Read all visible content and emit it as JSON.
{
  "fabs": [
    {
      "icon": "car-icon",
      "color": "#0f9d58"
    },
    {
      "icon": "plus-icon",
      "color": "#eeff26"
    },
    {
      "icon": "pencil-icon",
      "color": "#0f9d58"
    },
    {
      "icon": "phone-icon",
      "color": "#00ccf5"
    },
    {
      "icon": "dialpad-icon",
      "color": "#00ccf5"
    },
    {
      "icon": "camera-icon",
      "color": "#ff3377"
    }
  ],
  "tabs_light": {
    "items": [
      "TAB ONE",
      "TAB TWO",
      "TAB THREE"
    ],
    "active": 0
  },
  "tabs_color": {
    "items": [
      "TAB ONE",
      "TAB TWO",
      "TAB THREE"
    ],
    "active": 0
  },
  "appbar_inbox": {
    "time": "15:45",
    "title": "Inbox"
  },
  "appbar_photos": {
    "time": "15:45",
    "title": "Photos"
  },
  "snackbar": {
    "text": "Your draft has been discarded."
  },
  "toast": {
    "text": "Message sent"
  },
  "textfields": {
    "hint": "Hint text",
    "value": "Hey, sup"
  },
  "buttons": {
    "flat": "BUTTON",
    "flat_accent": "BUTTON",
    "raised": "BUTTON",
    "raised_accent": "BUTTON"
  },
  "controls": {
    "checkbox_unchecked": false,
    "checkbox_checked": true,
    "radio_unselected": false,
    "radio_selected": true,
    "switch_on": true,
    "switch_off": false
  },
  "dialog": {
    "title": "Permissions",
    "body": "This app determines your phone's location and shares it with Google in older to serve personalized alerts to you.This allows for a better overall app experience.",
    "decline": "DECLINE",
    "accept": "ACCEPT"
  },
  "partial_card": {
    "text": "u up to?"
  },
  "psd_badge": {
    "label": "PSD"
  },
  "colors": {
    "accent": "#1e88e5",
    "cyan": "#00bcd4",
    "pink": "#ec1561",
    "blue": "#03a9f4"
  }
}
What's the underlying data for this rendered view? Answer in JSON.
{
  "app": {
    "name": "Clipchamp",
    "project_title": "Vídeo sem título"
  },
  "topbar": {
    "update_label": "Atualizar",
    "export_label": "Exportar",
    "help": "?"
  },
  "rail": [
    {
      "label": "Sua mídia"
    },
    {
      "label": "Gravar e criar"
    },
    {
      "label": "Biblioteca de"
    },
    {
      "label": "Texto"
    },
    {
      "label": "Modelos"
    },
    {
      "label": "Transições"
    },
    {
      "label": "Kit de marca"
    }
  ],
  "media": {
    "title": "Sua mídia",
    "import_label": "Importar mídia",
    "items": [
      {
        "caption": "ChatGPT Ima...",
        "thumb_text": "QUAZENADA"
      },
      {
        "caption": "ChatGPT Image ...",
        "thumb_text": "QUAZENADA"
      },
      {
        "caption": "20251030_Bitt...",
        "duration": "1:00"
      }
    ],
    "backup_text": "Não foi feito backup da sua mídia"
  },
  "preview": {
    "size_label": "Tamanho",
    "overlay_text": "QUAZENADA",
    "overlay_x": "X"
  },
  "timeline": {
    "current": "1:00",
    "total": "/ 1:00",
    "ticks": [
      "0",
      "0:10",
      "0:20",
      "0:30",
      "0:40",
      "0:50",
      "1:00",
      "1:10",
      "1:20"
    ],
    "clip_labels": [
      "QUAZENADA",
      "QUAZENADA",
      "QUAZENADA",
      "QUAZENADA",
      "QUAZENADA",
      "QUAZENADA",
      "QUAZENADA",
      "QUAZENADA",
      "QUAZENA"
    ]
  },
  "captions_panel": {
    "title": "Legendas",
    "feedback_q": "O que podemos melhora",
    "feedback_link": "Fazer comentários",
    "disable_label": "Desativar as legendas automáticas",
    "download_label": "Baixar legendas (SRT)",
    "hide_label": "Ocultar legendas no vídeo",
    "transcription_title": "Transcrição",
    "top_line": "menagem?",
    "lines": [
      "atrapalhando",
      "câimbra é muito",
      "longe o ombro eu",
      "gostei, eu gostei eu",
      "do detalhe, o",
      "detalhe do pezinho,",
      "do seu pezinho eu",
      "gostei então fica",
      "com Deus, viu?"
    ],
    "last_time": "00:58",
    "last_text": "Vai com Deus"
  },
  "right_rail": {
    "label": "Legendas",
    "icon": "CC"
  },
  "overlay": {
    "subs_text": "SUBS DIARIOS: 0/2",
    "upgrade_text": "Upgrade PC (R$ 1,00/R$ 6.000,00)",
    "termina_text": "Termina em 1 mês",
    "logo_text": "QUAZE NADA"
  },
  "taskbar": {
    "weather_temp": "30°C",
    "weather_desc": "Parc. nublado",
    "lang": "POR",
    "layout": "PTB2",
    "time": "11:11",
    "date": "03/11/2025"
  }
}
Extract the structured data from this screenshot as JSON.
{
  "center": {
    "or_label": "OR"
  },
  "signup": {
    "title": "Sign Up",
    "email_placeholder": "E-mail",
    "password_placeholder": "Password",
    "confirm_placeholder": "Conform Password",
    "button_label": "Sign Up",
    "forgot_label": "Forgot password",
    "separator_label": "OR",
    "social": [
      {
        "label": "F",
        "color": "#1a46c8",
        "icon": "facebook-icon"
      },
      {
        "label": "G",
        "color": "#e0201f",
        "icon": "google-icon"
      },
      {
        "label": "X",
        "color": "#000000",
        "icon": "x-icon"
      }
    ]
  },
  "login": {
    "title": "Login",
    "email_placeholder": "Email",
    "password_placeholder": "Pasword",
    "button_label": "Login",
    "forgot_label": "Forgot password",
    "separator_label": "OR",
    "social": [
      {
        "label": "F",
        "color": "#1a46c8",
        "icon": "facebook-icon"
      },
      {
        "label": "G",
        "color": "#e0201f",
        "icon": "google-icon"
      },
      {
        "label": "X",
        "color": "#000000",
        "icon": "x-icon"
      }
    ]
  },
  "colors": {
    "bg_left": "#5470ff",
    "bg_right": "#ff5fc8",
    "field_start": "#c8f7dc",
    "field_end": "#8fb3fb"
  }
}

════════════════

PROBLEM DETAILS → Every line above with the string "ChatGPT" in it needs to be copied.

TASK OUTPUT →
        "caption": "ChatGPT Ima...",
        "caption": "ChatGPT Image ...",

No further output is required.